The conflict and ensuing insecurity in Western Equatoria State’s Tambura and Ezo counties drove thousands of people into displacement and in makeshift camps where children are at risk of various diseases.
"The situation in Tambura is heartbreaking, with huge needs for water, sanitation and hygiene, health, nutrition and food assistance”, says Simanga Ndebele, Zonal Programme Manager of World Vision’s Western Equatoria Zone.
The World Vision emergency team found it hard to provide immediate health services due to lack of drugs and facilities, and the difficulty in deployment of support teams able to respond to the massive need.
Ndebele adds, “World Vision’s team on the ground are overwhelmed, but do our best to deliver the humanitarian services.” The threat to humanitarian workers is high heightened by the reported killing of health staff in one facility.
The situation in Tambura is heartbreaking, with huge needs for water, sanitation and hygiene, health, nutrition and food assistance.
In partnership with the World Food Programme (WFP), World Vision has distributed food assistance totalling to 216.849 Mt distributed to 36653 IDPs in Tambura, Ezo and Yambio counties.
The assistance were 77.215 metric tons (MT) of assorted food items for 20,735 people in Tambura County, followed by 65MT for 7,413 people in Ezo, and 74.634 distributed to 8505 people in Yambio.
In Ezo IDP camp, 8,413 people were verified along with 2,348 in Nzara, and now waiting for the distribution activity.

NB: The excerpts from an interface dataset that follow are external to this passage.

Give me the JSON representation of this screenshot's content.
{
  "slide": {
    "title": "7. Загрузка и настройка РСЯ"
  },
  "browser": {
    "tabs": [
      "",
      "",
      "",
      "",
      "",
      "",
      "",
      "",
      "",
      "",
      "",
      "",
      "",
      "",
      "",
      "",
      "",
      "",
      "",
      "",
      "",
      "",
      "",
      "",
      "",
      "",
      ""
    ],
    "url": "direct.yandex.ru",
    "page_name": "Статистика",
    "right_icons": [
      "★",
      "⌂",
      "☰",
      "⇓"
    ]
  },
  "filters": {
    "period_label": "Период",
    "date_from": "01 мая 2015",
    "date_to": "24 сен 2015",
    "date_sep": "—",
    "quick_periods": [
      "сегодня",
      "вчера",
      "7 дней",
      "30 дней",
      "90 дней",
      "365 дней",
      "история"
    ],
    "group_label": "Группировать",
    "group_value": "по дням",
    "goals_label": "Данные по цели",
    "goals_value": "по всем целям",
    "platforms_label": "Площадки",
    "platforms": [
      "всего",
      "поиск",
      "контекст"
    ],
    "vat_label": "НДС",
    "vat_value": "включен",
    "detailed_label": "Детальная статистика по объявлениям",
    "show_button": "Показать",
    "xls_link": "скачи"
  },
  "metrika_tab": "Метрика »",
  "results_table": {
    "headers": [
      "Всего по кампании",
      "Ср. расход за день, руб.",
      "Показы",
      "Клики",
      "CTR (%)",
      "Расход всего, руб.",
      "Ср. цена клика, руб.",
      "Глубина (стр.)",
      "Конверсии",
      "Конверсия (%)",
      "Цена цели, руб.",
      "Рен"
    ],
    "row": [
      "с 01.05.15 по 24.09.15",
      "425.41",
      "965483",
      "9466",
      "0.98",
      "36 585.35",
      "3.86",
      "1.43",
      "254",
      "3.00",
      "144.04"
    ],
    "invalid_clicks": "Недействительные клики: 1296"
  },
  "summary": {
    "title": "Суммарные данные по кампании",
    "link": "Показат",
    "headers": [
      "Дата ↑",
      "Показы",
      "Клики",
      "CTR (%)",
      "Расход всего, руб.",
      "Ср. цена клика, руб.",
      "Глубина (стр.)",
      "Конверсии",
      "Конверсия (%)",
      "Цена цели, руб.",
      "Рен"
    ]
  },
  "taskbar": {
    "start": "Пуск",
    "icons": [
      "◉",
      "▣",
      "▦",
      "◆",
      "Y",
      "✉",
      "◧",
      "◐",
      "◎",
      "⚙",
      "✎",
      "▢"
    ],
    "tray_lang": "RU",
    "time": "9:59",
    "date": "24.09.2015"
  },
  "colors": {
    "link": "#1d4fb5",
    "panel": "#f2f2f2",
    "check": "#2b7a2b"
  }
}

Beeyo Simon, Food Assistance Project Manager said the road access and insecurity are major hurdles in the emergency response.
"We are concerned of the condition of children in the camps. Even cooking the food is a challenge for mothers who cannot gather firewood for fear of their safety. Deliveries of food supply face a lot of challenges especially with the bad roads and the distance", Simon says.
The nutrition screening resulted to 1,326 children aged 6-59 months with varying degrees of malnutrition status with 15 of them found with severe acute malnutrition.
Fifty-nine pregnant and lactating women were also screened of acute malnutrition. The 507 pregnant and lactating women also received 2.7495MT of CSB++ supplies.
“We need to keep our promise to every woman and child that we will be there to provide life saving interventions”, Ndebele conclude.
Story by Cecil Laguardia, Senior Manager for Advocacy and Communications I Photos by Western Equatoria Team